### Materials provided

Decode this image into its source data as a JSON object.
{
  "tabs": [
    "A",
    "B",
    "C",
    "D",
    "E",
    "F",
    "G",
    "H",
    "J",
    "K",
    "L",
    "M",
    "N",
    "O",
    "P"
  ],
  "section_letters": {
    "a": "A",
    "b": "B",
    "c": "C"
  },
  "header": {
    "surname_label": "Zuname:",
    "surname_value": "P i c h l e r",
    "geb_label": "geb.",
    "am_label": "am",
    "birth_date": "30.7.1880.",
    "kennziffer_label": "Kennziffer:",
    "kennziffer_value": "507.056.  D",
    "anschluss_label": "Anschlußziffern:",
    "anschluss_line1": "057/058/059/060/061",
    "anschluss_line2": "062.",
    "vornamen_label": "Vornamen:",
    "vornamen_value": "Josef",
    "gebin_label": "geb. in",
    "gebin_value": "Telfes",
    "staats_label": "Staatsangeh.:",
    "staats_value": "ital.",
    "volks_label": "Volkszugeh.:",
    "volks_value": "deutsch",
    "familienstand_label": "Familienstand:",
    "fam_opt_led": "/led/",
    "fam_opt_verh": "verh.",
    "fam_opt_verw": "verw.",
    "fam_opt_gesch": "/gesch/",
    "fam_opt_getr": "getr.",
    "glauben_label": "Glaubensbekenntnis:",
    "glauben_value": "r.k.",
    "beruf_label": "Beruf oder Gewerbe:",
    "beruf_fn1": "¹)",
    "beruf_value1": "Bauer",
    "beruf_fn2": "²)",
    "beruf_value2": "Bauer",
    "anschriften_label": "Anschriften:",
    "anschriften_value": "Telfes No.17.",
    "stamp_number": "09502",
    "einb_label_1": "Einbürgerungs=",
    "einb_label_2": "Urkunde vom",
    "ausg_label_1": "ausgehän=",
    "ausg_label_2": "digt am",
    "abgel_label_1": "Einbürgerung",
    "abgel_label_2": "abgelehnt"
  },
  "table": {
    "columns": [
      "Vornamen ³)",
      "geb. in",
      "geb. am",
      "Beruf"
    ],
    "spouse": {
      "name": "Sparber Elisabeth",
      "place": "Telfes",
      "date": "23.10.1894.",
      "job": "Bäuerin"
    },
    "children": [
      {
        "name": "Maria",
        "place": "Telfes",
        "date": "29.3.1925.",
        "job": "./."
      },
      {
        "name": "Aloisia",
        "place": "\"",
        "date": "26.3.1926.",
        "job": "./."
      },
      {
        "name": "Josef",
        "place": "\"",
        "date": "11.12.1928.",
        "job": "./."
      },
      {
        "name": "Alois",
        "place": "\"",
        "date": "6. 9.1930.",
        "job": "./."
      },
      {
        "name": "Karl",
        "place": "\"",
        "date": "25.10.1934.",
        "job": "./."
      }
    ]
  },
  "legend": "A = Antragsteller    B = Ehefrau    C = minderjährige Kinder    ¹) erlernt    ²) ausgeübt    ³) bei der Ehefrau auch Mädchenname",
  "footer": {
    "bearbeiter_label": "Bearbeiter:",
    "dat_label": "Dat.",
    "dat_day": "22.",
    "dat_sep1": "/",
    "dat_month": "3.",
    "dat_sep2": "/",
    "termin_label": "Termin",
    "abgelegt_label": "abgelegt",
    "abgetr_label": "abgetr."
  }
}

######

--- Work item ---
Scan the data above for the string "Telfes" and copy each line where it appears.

--- Response for this exercise ---
    "gebin_value": "Telfes",
    "anschriften_value": "Telfes No.17.",
      "place": "Telfes",
        "place": "Telfes",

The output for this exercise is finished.